Work order :: Return each of the entries below precisely, with no pictures in the result.

Data in this exercise ::
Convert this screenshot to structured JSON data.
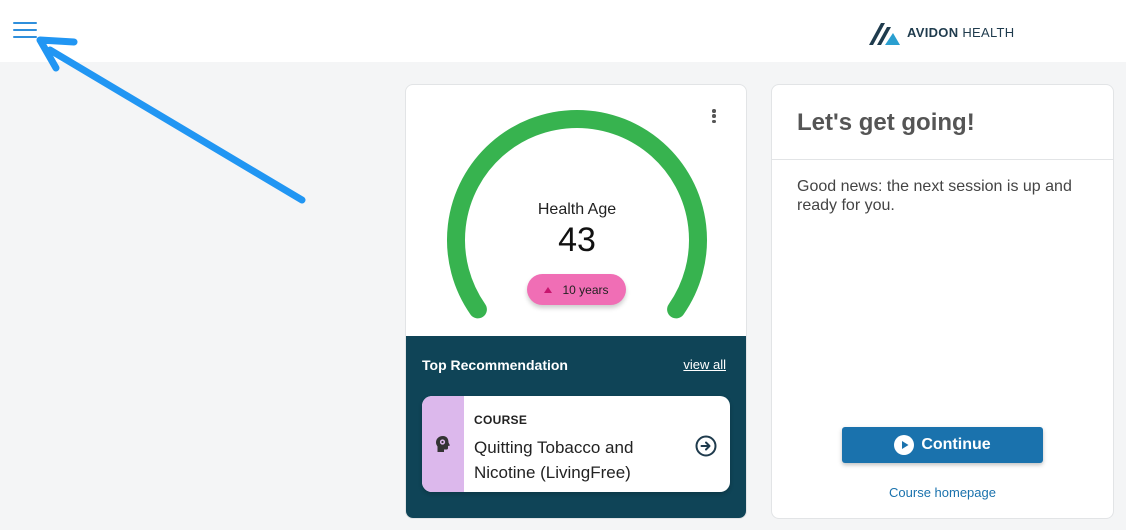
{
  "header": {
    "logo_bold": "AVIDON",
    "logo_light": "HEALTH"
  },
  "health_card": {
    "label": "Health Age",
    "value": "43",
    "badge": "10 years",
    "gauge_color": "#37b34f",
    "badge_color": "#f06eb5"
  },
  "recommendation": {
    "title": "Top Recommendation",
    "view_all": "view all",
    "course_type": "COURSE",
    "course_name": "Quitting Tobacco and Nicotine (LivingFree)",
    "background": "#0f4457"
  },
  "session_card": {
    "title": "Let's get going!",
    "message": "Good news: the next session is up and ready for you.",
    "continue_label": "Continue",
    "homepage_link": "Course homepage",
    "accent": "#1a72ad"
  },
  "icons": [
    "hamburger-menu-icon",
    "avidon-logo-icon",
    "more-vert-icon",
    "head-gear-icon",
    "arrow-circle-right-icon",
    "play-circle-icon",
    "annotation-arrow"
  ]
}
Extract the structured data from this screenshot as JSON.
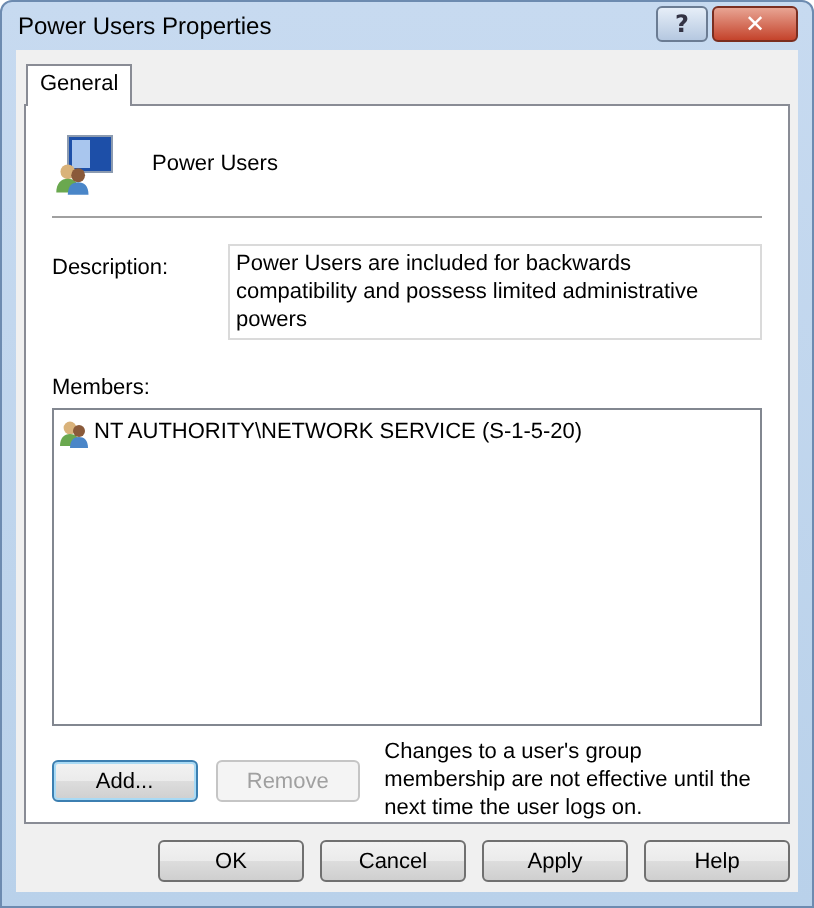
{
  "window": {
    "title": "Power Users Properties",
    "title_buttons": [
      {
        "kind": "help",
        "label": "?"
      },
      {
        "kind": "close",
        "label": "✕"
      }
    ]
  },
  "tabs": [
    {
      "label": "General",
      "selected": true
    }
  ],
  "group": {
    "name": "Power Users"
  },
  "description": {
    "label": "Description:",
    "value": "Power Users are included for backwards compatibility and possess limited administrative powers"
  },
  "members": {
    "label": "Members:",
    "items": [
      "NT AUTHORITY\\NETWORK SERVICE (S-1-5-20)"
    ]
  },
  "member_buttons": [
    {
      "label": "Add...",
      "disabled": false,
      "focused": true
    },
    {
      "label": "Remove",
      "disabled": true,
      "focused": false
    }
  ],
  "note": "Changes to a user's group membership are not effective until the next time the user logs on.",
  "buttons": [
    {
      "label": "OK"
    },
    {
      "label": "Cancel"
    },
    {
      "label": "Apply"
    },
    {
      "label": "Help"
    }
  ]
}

Reply to the exercise ::
Convert this screenshot to structured JSON data.
{
  "header": {
    "logo_bold": "AVIDON",
    "logo_light": "HEALTH"
  },
  "health_card": {
    "label": "Health Age",
    "value": "43",
    "badge": "10 years",
    "gauge_color": "#37b34f",
    "badge_color": "#f06eb5"
  },
  "recommendation": {
    "title": "Top Recommendation",
    "view_all": "view all",
    "course_type": "COURSE",
    "course_name": "Quitting Tobacco and Nicotine (LivingFree)",
    "background": "#0f4457"
  },
  "session_card": {
    "title": "Let's get going!",
    "message": "Good news: the next session is up and ready for you.",
    "continue_label": "Continue",
    "homepage_link": "Course homepage",
    "accent": "#1a72ad"
  },
  "icons": [
    "hamburger-menu-icon",
    "avidon-logo-icon",
    "more-vert-icon",
    "head-gear-icon",
    "arrow-circle-right-icon",
    "play-circle-icon",
    "annotation-arrow"
  ]
}
Extract the structured data from this screenshot as JSON.
{
  "window": {
    "title": "Power Users Properties",
    "title_buttons": [
      {
        "kind": "help",
        "label": "?"
      },
      {
        "kind": "close",
        "label": "✕"
      }
    ]
  },
  "tabs": [
    {
      "label": "General",
      "selected": true
    }
  ],
  "group": {
    "name": "Power Users"
  },
  "description": {
    "label": "Description:",
    "value": "Power Users are included for backwards compatibility and possess limited administrative powers"
  },
  "members": {
    "label": "Members:",
    "items": [
      "NT AUTHORITY\\NETWORK SERVICE (S-1-5-20)"
    ]
  },
  "member_buttons": [
    {
      "label": "Add...",
      "disabled": false,
      "focused": true
    },
    {
      "label": "Remove",
      "disabled": true,
      "focused": false
    }
  ],
  "note": "Changes to a user's group membership are not effective until the next time the user logs on.",
  "buttons": [
    {
      "label": "OK"
    },
    {
      "label": "Cancel"
    },
    {
      "label": "Apply"
    },
    {
      "label": "Help"
    }
  ]
}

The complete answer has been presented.